Dec 4, 2007
Much like real-world fishing, Fishing Master for the Wii requires some time and plenty of patience before it pays off.
In the beginning it is an over simplified, cartoony excuse to fling your WiiMote in the air and perform silly wrist actions with the Nunchuck. During that first hour you can pretty much figure out exactly how to bring in every catch and recognize when the fish will definitely get away.
Not helping matters much is that game play is highly repetitive consisting entirely of casting, waiting, semi-precise reeling and cued jerking to. You use the WiiMote to flick your rod to cast a line and rotate the Nunchuck to physically reel it in (or cheat and use either the control pad on the WiiMote or the mini thumbstick on the Nunchuck) while watching a meter to make certain your line doesn’t break or the fish get loose.

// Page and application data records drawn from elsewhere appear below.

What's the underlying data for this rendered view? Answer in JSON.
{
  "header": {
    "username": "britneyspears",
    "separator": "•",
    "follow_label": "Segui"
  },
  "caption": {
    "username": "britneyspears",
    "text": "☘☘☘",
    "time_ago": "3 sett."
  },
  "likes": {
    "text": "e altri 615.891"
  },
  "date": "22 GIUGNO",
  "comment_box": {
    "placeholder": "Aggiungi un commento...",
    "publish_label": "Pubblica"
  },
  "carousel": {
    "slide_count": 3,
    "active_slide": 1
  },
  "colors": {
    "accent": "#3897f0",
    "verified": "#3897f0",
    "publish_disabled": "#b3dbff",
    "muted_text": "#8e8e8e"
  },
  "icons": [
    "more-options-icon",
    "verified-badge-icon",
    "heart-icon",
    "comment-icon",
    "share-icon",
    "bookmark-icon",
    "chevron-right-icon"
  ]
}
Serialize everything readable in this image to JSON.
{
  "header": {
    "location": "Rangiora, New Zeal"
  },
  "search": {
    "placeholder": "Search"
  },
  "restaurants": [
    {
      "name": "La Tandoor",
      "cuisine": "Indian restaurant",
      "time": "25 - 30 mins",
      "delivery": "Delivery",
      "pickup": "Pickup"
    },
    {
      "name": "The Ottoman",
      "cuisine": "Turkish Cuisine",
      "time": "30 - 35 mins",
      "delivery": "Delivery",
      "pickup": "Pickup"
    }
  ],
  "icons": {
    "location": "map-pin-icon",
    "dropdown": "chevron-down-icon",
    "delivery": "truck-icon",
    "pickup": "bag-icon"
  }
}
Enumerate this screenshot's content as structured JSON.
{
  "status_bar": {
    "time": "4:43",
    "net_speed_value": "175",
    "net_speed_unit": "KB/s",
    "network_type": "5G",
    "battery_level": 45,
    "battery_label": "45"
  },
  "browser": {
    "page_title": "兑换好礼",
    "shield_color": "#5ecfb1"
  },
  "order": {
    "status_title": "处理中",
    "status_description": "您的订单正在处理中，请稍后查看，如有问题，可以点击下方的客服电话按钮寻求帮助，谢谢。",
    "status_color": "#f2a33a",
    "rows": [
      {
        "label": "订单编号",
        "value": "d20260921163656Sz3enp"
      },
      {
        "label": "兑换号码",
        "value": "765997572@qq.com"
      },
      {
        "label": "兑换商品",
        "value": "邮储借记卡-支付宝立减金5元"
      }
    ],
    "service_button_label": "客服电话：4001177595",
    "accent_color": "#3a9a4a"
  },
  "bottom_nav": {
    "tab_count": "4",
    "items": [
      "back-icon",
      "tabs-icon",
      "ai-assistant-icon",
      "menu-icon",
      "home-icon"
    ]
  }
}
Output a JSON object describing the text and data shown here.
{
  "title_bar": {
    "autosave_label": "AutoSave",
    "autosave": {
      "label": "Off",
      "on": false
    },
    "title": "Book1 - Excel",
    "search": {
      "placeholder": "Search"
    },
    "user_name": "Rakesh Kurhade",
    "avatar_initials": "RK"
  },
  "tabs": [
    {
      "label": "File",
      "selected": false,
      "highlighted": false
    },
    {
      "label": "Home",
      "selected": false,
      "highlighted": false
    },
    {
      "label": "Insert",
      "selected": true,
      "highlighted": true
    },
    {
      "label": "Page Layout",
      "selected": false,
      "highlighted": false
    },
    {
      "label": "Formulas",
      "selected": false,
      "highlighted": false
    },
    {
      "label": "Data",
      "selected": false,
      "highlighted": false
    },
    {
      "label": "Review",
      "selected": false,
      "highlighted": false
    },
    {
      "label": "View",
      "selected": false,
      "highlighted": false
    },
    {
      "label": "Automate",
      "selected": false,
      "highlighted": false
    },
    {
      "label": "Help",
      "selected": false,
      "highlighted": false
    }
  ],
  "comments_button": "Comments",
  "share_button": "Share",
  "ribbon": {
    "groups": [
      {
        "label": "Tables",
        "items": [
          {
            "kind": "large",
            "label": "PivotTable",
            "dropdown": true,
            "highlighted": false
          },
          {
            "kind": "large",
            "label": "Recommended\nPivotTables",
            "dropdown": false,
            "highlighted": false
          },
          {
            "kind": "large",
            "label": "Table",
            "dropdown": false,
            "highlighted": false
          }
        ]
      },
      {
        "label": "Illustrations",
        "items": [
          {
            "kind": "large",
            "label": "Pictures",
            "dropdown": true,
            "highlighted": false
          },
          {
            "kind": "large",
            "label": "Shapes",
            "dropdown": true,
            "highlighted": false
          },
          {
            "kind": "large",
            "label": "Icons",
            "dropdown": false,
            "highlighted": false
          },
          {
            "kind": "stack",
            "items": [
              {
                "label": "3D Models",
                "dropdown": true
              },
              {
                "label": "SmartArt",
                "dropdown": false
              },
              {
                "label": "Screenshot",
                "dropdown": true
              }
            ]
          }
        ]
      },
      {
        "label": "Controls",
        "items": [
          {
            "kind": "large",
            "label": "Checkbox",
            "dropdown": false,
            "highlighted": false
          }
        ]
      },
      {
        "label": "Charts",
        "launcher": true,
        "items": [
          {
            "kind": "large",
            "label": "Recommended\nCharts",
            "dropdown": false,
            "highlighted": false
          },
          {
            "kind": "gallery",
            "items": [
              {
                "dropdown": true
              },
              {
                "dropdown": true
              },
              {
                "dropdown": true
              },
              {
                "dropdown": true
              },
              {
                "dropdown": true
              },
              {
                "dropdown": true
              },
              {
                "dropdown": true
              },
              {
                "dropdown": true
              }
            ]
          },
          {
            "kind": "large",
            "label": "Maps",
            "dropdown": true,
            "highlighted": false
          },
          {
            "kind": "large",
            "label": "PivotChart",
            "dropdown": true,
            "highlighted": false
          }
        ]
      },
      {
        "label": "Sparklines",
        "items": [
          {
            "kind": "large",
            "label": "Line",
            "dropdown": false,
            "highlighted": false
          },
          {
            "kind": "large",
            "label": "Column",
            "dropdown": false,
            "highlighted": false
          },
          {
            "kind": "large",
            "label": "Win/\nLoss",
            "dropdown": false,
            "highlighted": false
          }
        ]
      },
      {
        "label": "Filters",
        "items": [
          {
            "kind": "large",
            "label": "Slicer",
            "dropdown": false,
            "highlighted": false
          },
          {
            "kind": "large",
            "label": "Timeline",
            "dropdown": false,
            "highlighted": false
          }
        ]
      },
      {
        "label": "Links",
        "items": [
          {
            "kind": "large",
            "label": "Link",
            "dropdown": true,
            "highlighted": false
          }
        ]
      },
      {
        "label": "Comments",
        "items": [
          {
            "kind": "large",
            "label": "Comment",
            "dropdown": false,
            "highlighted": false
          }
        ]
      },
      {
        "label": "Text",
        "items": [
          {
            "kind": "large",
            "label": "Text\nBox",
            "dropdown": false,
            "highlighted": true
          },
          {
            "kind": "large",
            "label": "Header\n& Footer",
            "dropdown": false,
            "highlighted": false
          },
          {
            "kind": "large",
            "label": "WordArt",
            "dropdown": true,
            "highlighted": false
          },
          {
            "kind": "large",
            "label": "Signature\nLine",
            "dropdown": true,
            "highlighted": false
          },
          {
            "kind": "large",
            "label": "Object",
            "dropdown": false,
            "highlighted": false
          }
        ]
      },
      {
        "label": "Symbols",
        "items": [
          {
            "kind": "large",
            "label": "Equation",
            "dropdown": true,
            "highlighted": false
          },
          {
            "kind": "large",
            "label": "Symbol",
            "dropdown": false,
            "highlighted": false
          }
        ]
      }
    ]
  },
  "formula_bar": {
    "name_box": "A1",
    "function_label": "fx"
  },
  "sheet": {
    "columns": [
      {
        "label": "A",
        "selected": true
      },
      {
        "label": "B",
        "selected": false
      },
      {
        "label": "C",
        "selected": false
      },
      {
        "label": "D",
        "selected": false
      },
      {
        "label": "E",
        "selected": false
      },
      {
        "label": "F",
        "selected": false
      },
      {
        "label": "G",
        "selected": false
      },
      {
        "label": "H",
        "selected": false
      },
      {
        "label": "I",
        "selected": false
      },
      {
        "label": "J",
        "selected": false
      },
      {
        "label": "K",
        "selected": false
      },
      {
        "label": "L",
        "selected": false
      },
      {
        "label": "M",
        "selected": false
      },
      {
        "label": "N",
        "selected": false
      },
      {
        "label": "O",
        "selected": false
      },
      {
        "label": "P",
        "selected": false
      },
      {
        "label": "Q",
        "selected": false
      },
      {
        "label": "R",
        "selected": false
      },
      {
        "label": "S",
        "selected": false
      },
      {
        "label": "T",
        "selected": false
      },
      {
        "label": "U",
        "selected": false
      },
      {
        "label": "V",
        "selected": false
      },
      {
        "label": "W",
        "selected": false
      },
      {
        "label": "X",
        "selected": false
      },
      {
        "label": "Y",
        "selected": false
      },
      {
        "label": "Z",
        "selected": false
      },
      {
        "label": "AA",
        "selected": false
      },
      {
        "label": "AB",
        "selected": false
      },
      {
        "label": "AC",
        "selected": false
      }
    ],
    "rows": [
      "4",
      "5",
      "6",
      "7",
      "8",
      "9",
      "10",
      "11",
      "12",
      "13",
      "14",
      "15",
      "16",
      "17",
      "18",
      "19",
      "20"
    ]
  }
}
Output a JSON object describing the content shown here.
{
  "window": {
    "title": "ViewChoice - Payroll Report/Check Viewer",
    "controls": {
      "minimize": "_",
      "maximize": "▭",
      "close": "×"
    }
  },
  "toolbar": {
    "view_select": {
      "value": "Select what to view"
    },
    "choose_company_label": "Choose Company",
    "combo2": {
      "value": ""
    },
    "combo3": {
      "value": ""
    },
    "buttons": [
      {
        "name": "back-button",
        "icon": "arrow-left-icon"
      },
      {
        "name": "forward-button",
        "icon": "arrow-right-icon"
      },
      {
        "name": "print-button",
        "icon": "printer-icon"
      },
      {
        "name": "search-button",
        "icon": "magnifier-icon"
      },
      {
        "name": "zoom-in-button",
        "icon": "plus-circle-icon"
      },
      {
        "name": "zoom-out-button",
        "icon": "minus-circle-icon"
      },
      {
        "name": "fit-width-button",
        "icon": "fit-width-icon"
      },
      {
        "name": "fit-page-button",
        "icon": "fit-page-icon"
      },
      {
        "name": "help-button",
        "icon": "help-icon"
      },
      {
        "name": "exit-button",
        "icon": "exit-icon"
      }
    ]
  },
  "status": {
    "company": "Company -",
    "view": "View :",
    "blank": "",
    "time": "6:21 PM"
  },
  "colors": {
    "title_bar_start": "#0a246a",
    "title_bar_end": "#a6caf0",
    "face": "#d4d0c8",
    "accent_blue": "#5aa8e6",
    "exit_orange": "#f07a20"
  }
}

After the initial dullness, however, the thrill of the catch and the shiny lure of more than 100 types of fish entices you into returning to every fishing hole with better bait and longer poles. You’ll actually get pissy when you cannot bring in a particularly pesky fish that fought you to every corner of the screen before finally snapping the line. You’ll even start to care about the seasons, the difference between freshwater and seawater fish and the various baits each fish prefers.
Casting control is spot on, with the WiiMote making a pretty natural casting mechanism. The only difficulty is during the context-sensitive cues when you quickly flick the controller to the side to pull the fishing line, yet the on-screen result seems to always be a little delayed for one side (the right).
Even though your in-game avatar is a cartoon bobble-headed fisher-person, your well-crafted Nintendo Mii has to stay home this trip, which is an unfortunate oversight. While most of the game has similarly overly simplified graphics, each of the 100+ caught fish (and odd items) is surprisingly well rendered with lighting effects and realistic details down to the shimmering scales.
Fishing areas are also not quite as well realized or varied, however, with very few short piers and limited shore lines. Besides lakes, streams and other usual fishing holes, there are areas close to town where you scoop up silly junk including the traditional joke rubber boot which can be especially frustrating since these oddities cast fish-shaped shadows and seemingly swim to your line.
The game’s cartoon silliness works pretty for the multiplayer mode where four gamers fish on the same screen, trying to get the best spot and out cast each other. Watching four adults wildly wag their arms around is pretty fun to watch, regardless of the game.
You’ll be surprised at how this rather low-tech console game, that should rightly be a mini-game in a bigger release, draws you much like a decent downloadable casual game. Before this could get too gamey sitting on store shelves, the publisher wisely dropped the price to $20, which is where it should have started.